My second take away from September 11th is the power of heroism. We all saw and heard the incredible stories of heroism throughout the months following 9/11. Flight 93, firefighter and police heroism, individuals facing their inevitable deaths with dignity, citizens doing the impossible, risking their own lives to save or assist a stranger. Heroism is as powerful, if not more so, than hatred, because it comes from a sense of aiding others at cost to the self. Those heroic acts were about helping, healing, saving others knowing there was no personal benefit. Heroism is about doing the right thing, even if there is a cost for doing it. Heroism doesn’t have to be taking over a hijacked plane, though. It can be giving a donation when it hurts.

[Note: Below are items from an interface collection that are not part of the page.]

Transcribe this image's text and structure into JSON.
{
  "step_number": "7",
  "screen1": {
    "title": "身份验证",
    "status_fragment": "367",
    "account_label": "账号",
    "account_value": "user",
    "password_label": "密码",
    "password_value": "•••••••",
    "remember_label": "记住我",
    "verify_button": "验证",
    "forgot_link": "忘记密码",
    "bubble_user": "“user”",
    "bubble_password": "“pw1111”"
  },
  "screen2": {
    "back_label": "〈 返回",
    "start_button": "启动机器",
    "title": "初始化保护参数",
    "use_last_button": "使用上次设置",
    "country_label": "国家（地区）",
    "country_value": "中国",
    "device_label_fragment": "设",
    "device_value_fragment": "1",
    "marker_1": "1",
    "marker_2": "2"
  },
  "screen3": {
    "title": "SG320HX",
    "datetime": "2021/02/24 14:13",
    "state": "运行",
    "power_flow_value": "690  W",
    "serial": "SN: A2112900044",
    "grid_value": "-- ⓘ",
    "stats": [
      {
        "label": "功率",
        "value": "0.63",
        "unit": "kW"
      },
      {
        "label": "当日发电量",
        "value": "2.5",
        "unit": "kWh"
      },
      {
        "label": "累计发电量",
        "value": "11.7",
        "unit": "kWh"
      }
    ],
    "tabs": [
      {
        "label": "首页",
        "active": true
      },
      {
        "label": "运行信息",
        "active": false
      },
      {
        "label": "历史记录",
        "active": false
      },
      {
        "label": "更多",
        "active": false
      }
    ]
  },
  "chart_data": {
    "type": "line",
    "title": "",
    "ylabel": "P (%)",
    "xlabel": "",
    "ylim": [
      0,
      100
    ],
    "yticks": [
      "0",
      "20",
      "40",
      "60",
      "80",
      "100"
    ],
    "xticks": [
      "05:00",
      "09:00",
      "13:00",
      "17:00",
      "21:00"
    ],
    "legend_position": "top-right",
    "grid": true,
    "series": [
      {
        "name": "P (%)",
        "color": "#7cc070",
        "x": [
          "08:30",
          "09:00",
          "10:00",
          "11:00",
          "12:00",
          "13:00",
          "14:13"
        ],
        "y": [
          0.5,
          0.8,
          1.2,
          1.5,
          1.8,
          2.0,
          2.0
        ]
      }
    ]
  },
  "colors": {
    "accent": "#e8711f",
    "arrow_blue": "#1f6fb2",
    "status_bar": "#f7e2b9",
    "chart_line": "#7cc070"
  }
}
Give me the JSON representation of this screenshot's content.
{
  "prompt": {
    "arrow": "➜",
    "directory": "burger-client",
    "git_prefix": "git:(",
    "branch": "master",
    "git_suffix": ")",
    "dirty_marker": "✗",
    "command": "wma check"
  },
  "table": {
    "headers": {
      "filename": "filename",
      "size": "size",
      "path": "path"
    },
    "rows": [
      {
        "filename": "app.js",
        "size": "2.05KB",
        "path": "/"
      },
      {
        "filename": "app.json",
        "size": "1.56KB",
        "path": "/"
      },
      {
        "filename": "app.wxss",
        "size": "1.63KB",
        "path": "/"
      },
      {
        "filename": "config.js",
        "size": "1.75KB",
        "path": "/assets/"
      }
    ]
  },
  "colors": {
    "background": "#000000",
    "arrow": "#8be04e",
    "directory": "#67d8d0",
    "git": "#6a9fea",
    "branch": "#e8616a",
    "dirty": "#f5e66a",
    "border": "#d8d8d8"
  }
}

Heroism can be saying a kind word to the coworker you can’t stand because they are in pain. Heroism is woven through the calendar days of American history. There is no act of heroism too small, just moments waiting for us to act. On this day of remembrance, I ask that each of us look deep, to step away from the seductive destruction of anger, and, instead, look for small moments of heroism, little acts that reach beyond ourselves and touch the world around us. On today of all days, each of us could benefit from a moment of heroism, whether we are giving it or receiving it.

Best to all of you today and always.



  1. I remember all too well, September 11th 2001. To this day, I feel the horror when I couldn't contact my husband, who was a New York City Police officer, now retired. I could only think of him down at the Towers when they came down. He, along with all of the others who gave so much of thier time, are Hero's. For 3 weeks after work, I collected food donations. Drove down to the Bronx, to the NYPD Range and fed the officers who were posted there. the range had to be gaurded 24/7. It is where all of the officers go, twice a year to shoot. Needless to say all of the amo is there along with the housing for the NYPD K-9s. It was only 3 weeks, but I felt like I was doing some good. The NYPD lost 23 members and 37 from the FDNY. Lets not forget them or all of the other lives that were taken that day.


  2. Dear Debby-

    Thank you for sharing your heart wrenching story, and reminding all of us the lost lives of September 11th. For you to have given so much in the midst of such chaos and fear in the weeks following the attack is a testament to your character, and exactly the type of heroism that we must all remember to participate in. I know NY was filled in those earlier days with numerous fears, threats of futher attacks, etc. (That much of the country was not even aware of.) To have sacrificed as you did, is heroic. Thank you , Debby, because there is no heroic act too small.